Pot Limit Omaha Beginners Guide Part 2Article By: RuffPoker.com
Now that you understand the differences between Texas Hold’em and Omaha, you’re ready to learn how to play winning Pot-Limit Omaha. In this part of the guide, we’re going to teach you how to select good hands pre-flop and how to play those hands post-flop. In addition, we’ll also point out some common mistakes beginning Omaha players make.
Remember that in poker, you profit every time your opponent makes a mistake. These tips will minimize the mistakes you make so you can capitalize on the mistakes your opponent makes.
While good hand selection doesn’t give you the massive advantage that it does in Texas Hold’em, selecting the right hands can definitely add more money to your bankroll. When you play solid starting hands, you’ll notice that your opponents will often lose to you when their small flushes and baby straights get crushed by your nut flushes and nut straights. Here are some characteristics of strong starting hands in Omaha.
Double Suited- All hands will increase in value if they’re double suited meaning that you have something like A(s)K(s)A(d)K(d) or K(c)Q(c)J(h)10(h). A double suited hand gives you a better chance to pick up a flush draw on the flop.
High Connectivity- Generally hands that are connected are better than hands that aren’t. For example, KQJT is a much better hand than KJ73.
Two Pocket Pairs- Something like AAKK increases your odds of flopping a set and ultimately making a full house.
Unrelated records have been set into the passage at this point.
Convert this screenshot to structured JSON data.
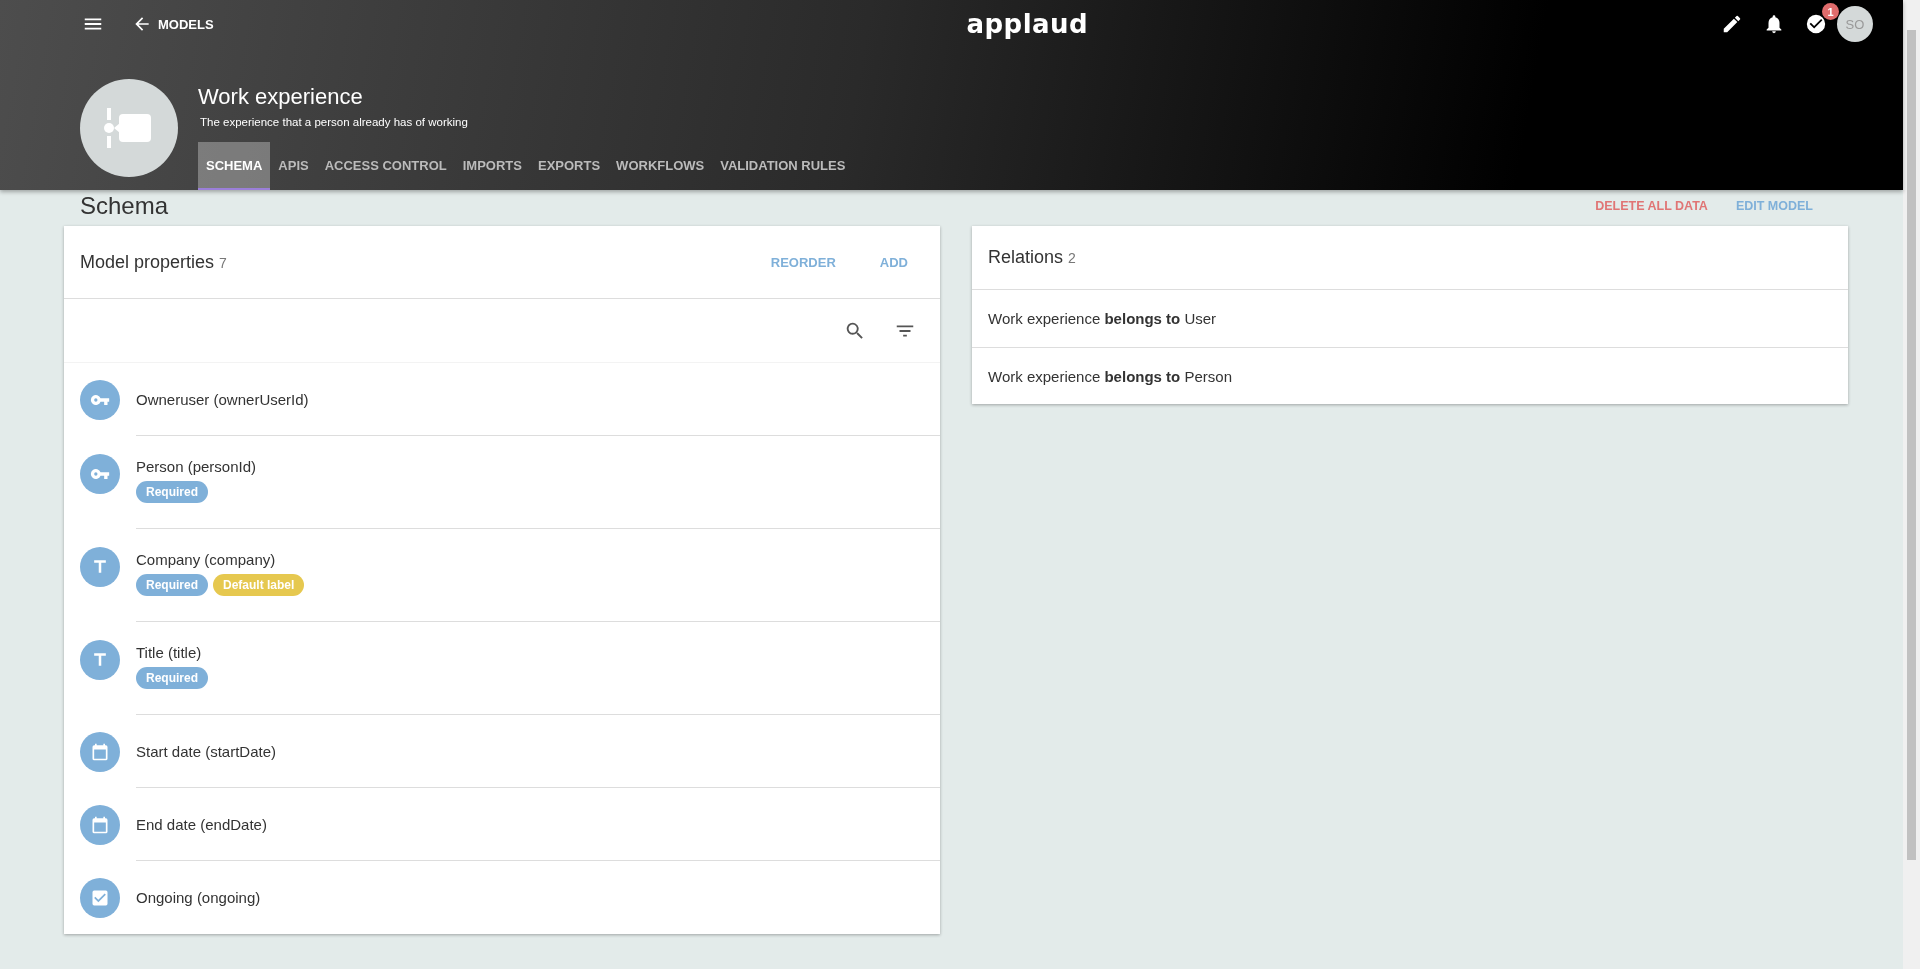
{
  "top_bar": {
    "back_label": "MODELS",
    "logo": "applaud",
    "notifications_badge": "1",
    "avatar_initials": "SO"
  },
  "model": {
    "title": "Work experience",
    "description": "The experience that a person already has of working"
  },
  "tabs": [
    {
      "label": "SCHEMA",
      "selected": true
    },
    {
      "label": "APIS",
      "selected": false
    },
    {
      "label": "ACCESS CONTROL",
      "selected": false
    },
    {
      "label": "IMPORTS",
      "selected": false
    },
    {
      "label": "EXPORTS",
      "selected": false
    },
    {
      "label": "WORKFLOWS",
      "selected": false
    },
    {
      "label": "VALIDATION RULES",
      "selected": false
    }
  ],
  "section": {
    "title": "Schema",
    "delete_action": "DELETE ALL DATA",
    "edit_action": "EDIT MODEL"
  },
  "properties_card": {
    "title": "Model properties",
    "count": "7",
    "actions": [
      "REORDER",
      "ADD"
    ],
    "items": [
      {
        "kind": "key",
        "label": "Owneruser (ownerUserId)"
      },
      {
        "kind": "key",
        "label": "Person (personId)",
        "tags": [
          {
            "label": "Required",
            "color": "#7fb0d9"
          }
        ]
      },
      {
        "kind": "text",
        "label": "Company (company)",
        "tags": [
          {
            "label": "Required",
            "color": "#7fb0d9"
          },
          {
            "label": "Default label",
            "color": "#e6c84f"
          }
        ]
      },
      {
        "kind": "text",
        "label": "Title (title)",
        "tags": [
          {
            "label": "Required",
            "color": "#7fb0d9"
          }
        ]
      },
      {
        "kind": "date",
        "label": "Start date (startDate)"
      },
      {
        "kind": "date",
        "label": "End date (endDate)"
      },
      {
        "kind": "boolean",
        "label": "Ongoing (ongoing)"
      }
    ]
  },
  "relations_card": {
    "title": "Relations",
    "count": "2",
    "items": [
      "Work experience **belongs to** User",
      "Work experience **belongs to** Person"
    ]
  }
}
These hands become monsters when they’re double suited and connected.
Basic Post-flop Strategy
Generally, more players will see a flop in Omaha than in Texas Hold’em and as a result, the pots are usually bigger. The combination of large pots and many players generally means that bluffing is a bad idea in Omaha. If you raised pre-flop and are up against only one or two players, you might consider following up with a 2/3 pot continuation bet if the board doesn’t look too scary, but continuation bets have a much lower success rate in Omaha than they do in Texas Hold’em.
The best post-flop Omaha strategy is to play basic ABC poker. That means you need to bet your big draws for value and fold when it doesn’t look like your hand is going to improve.
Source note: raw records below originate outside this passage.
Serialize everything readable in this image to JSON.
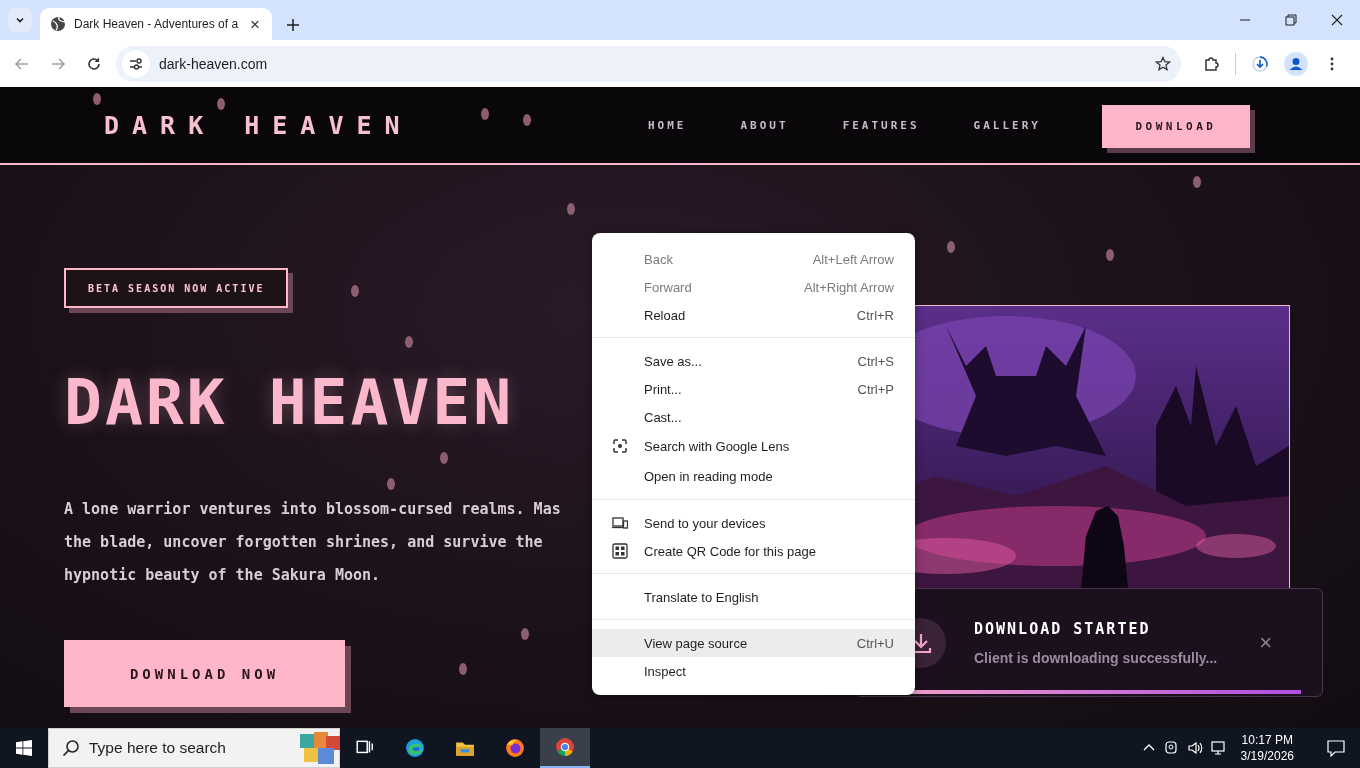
{
  "browser": {
    "tabs": [
      {
        "title": "Dark Heaven - Adventures of a",
        "close": "×",
        "selected": true
      }
    ],
    "url": "dark-heaven.com"
  },
  "site": {
    "logo": "DARK HEAVEN",
    "nav": [
      "HOME",
      "ABOUT",
      "FEATURES",
      "GALLERY"
    ],
    "cta": "DOWNLOAD"
  },
  "hero": {
    "badge": "BETA SEASON NOW ACTIVE",
    "title": "DARK HEAVEN",
    "description_lines": [
      "A lone warrior ventures into blossom-cursed realms. Mas",
      "the blade, uncover forgotten shrines, and survive the",
      "hypnotic beauty of the Sakura Moon."
    ],
    "button": "DOWNLOAD NOW",
    "artwork": {
      "kind": "picture"
    }
  },
  "toast": {
    "title": "DOWNLOAD STARTED",
    "message": "Client is downloading successfully...",
    "close": "×",
    "level": 0.98
  },
  "context_menu": {
    "items": [
      {
        "kind": "item",
        "label": "Back",
        "shortcut": "Alt+Left Arrow",
        "disabled": true,
        "highlighted": false
      },
      {
        "kind": "item",
        "label": "Forward",
        "shortcut": "Alt+Right Arrow",
        "disabled": true,
        "highlighted": false
      },
      {
        "kind": "item",
        "label": "Reload",
        "shortcut": "Ctrl+R",
        "disabled": false,
        "highlighted": false
      },
      {
        "kind": "separator"
      },
      {
        "kind": "item",
        "label": "Save as...",
        "shortcut": "Ctrl+S",
        "disabled": false,
        "highlighted": false
      },
      {
        "kind": "item",
        "label": "Print...",
        "shortcut": "Ctrl+P",
        "disabled": false,
        "highlighted": false
      },
      {
        "kind": "item",
        "label": "Cast...",
        "disabled": false,
        "highlighted": false
      },
      {
        "kind": "lens",
        "label": "Search with Google Lens",
        "disabled": false,
        "highlighted": false
      },
      {
        "kind": "item",
        "label": "Open in reading mode",
        "disabled": false,
        "highlighted": false
      },
      {
        "kind": "separator"
      },
      {
        "kind": "devices",
        "label": "Send to your devices",
        "disabled": false,
        "highlighted": false
      },
      {
        "kind": "qr",
        "label": "Create QR Code for this page",
        "disabled": false,
        "highlighted": false
      },
      {
        "kind": "separator"
      },
      {
        "kind": "item",
        "label": "Translate to English",
        "disabled": false,
        "highlighted": false
      },
      {
        "kind": "separator"
      },
      {
        "kind": "item",
        "label": "View page source",
        "shortcut": "Ctrl+U",
        "disabled": false,
        "highlighted": true
      },
      {
        "kind": "item",
        "label": "Inspect",
        "disabled": false,
        "highlighted": false
      }
    ]
  },
  "taskbar": {
    "search_placeholder": "Type here to search",
    "apps": [
      {
        "kind": "taskview",
        "active": false
      },
      {
        "kind": "edge",
        "active": false
      },
      {
        "kind": "explorer",
        "active": false
      },
      {
        "kind": "firefox",
        "active": false
      },
      {
        "kind": "chrome",
        "active": true
      }
    ],
    "time": "10:17 PM",
    "date": "3/19/2026"
  }
}
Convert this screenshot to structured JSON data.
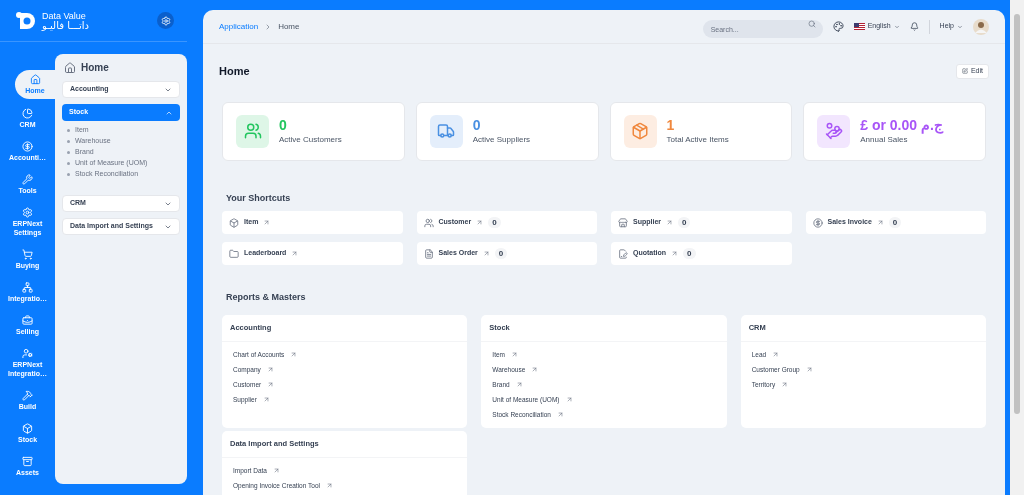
{
  "brand": {
    "name": "Data Value",
    "name_ar": "داتـــا فاليـو"
  },
  "rail": [
    {
      "label": "Home",
      "selected": true
    },
    {
      "label": "CRM",
      "selected": false
    },
    {
      "label": "Accounti…",
      "selected": false
    },
    {
      "label": "Tools",
      "selected": false
    },
    {
      "label": "ERPNext Settings",
      "selected": false
    },
    {
      "label": "Buying",
      "selected": false
    },
    {
      "label": "Integratio…",
      "selected": false
    },
    {
      "label": "Selling",
      "selected": false
    },
    {
      "label": "ERPNext Integratio…",
      "selected": false
    },
    {
      "label": "Build",
      "selected": false
    },
    {
      "label": "Stock",
      "selected": false
    },
    {
      "label": "Assets",
      "selected": false
    }
  ],
  "sidebar": {
    "title": "Home",
    "sections": [
      {
        "label": "Accounting",
        "expanded": false
      },
      {
        "label": "Stock",
        "expanded": true,
        "items": [
          "Item",
          "Warehouse",
          "Brand",
          "Unit of Measure (UOM)",
          "Stock Reconciliation"
        ]
      },
      {
        "label": "CRM",
        "expanded": false
      },
      {
        "label": "Data Import and Settings",
        "expanded": false
      }
    ]
  },
  "topbar": {
    "breadcrumbs": [
      "Application",
      "Home"
    ],
    "search": {
      "placeholder": "Search..."
    },
    "language": "English",
    "help": "Help"
  },
  "page": {
    "title": "Home",
    "edit": "Edit"
  },
  "stats": [
    {
      "value": "0",
      "label": "Active Customers",
      "color": "#22c55e"
    },
    {
      "value": "0",
      "label": "Active Suppliers",
      "color": "#4a90e2"
    },
    {
      "value": "1",
      "label": "Total Active Items",
      "color": "#f0883e"
    },
    {
      "value": "£ or 0.00 ج.م",
      "label": "Annual Sales",
      "color": "#a855f7"
    }
  ],
  "shortcuts": {
    "title": "Your Shortcuts",
    "items": [
      {
        "label": "Item"
      },
      {
        "label": "Customer",
        "count": "0"
      },
      {
        "label": "Supplier",
        "count": "0"
      },
      {
        "label": "Sales Invoice",
        "count": "0"
      },
      {
        "label": "Leaderboard"
      },
      {
        "label": "Sales Order",
        "count": "0"
      },
      {
        "label": "Quotation",
        "count": "0"
      }
    ]
  },
  "reports": {
    "title": "Reports & Masters",
    "cards": [
      {
        "title": "Accounting",
        "links": [
          "Chart of Accounts",
          "Company",
          "Customer",
          "Supplier"
        ]
      },
      {
        "title": "Stock",
        "links": [
          "Item",
          "Warehouse",
          "Brand",
          "Unit of Measure (UOM)",
          "Stock Reconciliation"
        ]
      },
      {
        "title": "CRM",
        "links": [
          "Lead",
          "Customer Group",
          "Territory"
        ]
      },
      {
        "title": "Data Import and Settings",
        "links": [
          "Import Data",
          "Opening Invoice Creation Tool"
        ]
      }
    ]
  }
}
Common Beginner Mistakes
Here’s a list of several mistakes that new Omaha players make:
Overvalue The Hand- Two pair may be a monster in Hold’em, but it’s marginal in Omaha. Remember, Omaha is a game of the nuts and two pair is never the nuts.
Hold Second Best Hands Too Long- Your eight-high flush may look good, but you might be drawing dead to your opponent’s ace-high flush.
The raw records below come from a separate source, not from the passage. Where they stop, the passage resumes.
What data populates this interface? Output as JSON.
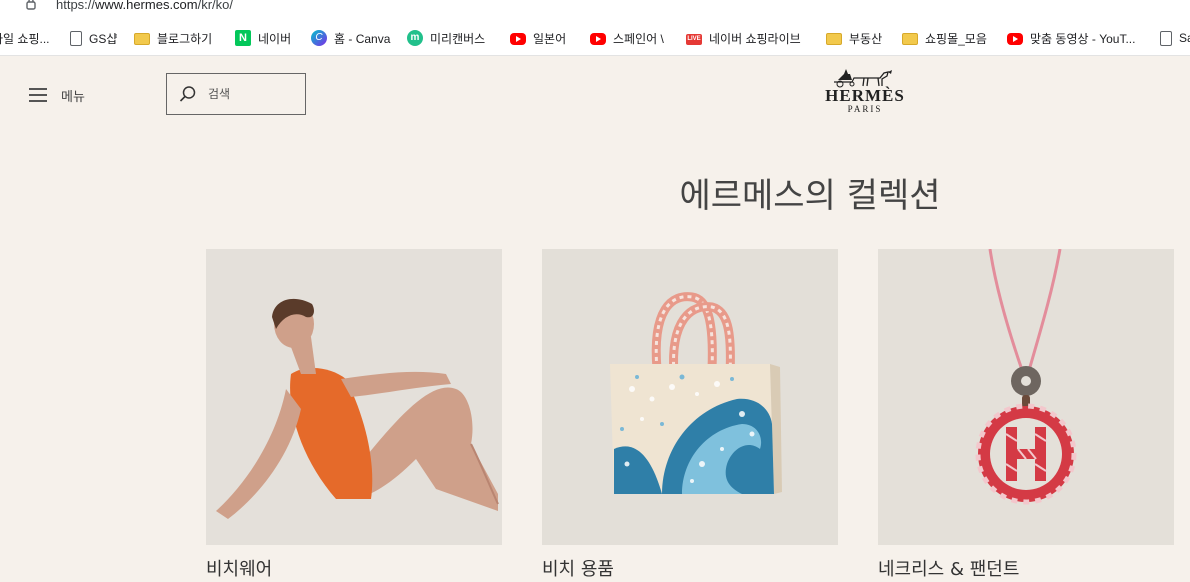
{
  "browser": {
    "url_prefix": "https://",
    "url_host": "www.hermes.com",
    "url_path": "/kr/ko/"
  },
  "bookmarks": [
    {
      "label": "파일 쇼핑...",
      "icon": "document-icon"
    },
    {
      "label": "GS샵",
      "icon": "document-icon"
    },
    {
      "label": "블로그하기",
      "icon": "folder-icon"
    },
    {
      "label": "네이버",
      "icon": "naver-icon"
    },
    {
      "label": "홈 - Canva",
      "icon": "canva-icon"
    },
    {
      "label": "미리캔버스",
      "icon": "miricanvas-icon"
    },
    {
      "label": "일본어",
      "icon": "youtube-icon"
    },
    {
      "label": "스페인어 \\",
      "icon": "youtube-icon"
    },
    {
      "label": "네이버 쇼핑라이브",
      "icon": "live-icon"
    },
    {
      "label": "부동산",
      "icon": "folder-icon"
    },
    {
      "label": "쇼핑몰_모음",
      "icon": "folder-icon"
    },
    {
      "label": "맞춤 동영상 - YouT...",
      "icon": "youtube-icon"
    },
    {
      "label": "Sa",
      "icon": "document-icon"
    }
  ],
  "header": {
    "menu_label": "메뉴",
    "search_placeholder": "검색",
    "logo_main": "HERMÈS",
    "logo_sub": "PARIS"
  },
  "collection": {
    "title": "에르메스의 컬렉션",
    "items": [
      {
        "label": "비치웨어"
      },
      {
        "label": "비치 용품"
      },
      {
        "label": "네크리스 & 팬던트"
      }
    ]
  }
}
Poor Pre-flop Hand Selection- The pots in Omaha can get huge and it’s tempting to play anything you get dealt in hopes that it hits, but this strategy will hemorrhage money in the long run.
Bluffing Too Often- Due to massive pot odds and huge draws, bluffs rarely work in Omaha. It takes an advanced player to bluff successfully in Pot-Limit Omaha.
Omaha is a fun and highly profitable game. The advice in parts one and two of our beginner’s guide to Pot-Limit Omaha should give you a solid foundation to start playing.